TASK DETAILS
Every line in the data below that includes "term" belongs in the answer, copied as it stands.

╔══

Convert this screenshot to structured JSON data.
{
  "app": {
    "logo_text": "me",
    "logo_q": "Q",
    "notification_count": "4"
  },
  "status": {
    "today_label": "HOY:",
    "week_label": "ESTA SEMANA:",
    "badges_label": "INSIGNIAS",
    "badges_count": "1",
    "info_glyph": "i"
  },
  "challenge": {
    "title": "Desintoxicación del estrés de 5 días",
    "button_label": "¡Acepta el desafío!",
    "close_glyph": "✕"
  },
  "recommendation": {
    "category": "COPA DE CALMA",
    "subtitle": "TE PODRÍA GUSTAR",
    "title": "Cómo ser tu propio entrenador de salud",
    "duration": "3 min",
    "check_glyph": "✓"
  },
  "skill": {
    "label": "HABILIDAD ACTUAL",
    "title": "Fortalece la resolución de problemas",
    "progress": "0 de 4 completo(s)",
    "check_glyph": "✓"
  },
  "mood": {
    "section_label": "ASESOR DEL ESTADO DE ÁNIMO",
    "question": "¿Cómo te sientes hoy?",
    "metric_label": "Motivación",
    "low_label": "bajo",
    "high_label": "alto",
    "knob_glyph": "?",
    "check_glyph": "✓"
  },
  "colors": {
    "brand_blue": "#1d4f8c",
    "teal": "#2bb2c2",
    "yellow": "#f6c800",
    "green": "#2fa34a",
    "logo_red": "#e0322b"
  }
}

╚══
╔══

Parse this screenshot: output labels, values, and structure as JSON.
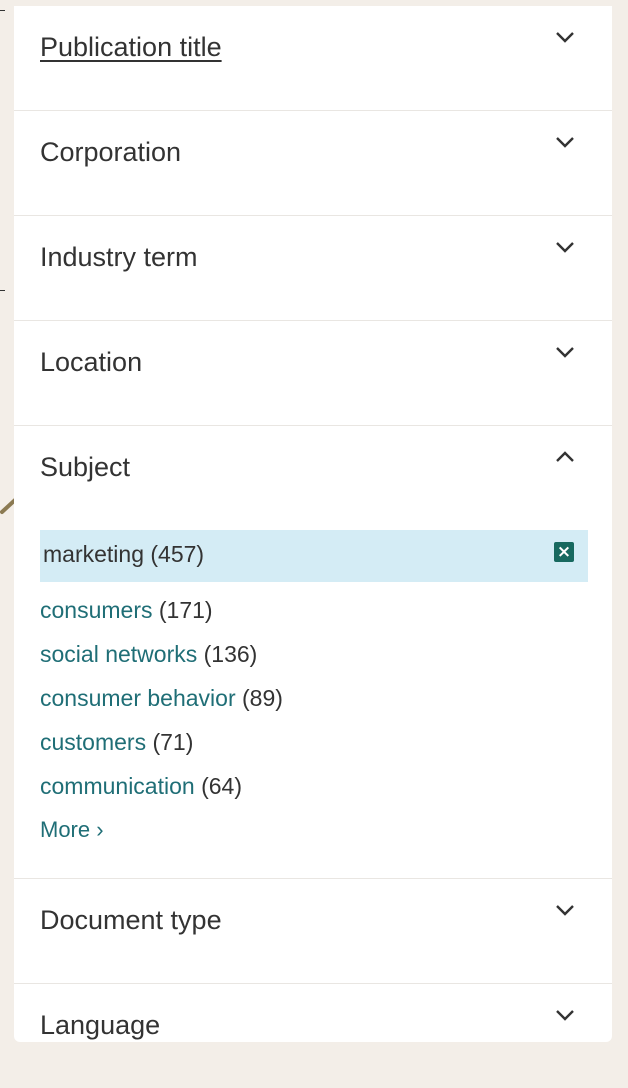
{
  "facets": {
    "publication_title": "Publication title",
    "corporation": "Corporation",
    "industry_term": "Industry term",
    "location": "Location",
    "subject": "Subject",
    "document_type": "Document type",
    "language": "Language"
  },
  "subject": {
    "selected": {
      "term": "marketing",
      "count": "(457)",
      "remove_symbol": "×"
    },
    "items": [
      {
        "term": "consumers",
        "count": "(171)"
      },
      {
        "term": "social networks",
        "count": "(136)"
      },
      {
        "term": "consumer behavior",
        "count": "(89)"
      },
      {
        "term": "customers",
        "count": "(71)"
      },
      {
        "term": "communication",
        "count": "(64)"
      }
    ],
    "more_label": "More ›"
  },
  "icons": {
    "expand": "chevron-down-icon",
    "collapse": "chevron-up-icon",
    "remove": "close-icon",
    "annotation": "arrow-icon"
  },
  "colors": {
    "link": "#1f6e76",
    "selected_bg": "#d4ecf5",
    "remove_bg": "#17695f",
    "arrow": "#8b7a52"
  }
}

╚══

WRITTEN SOLUTION
    "industry_term": "Industry term",
      "term": "marketing",
        "term": "consumers",
        "term": "social networks",
        "term": "consumer behavior",
        "term": "customers",
        "term": "communication",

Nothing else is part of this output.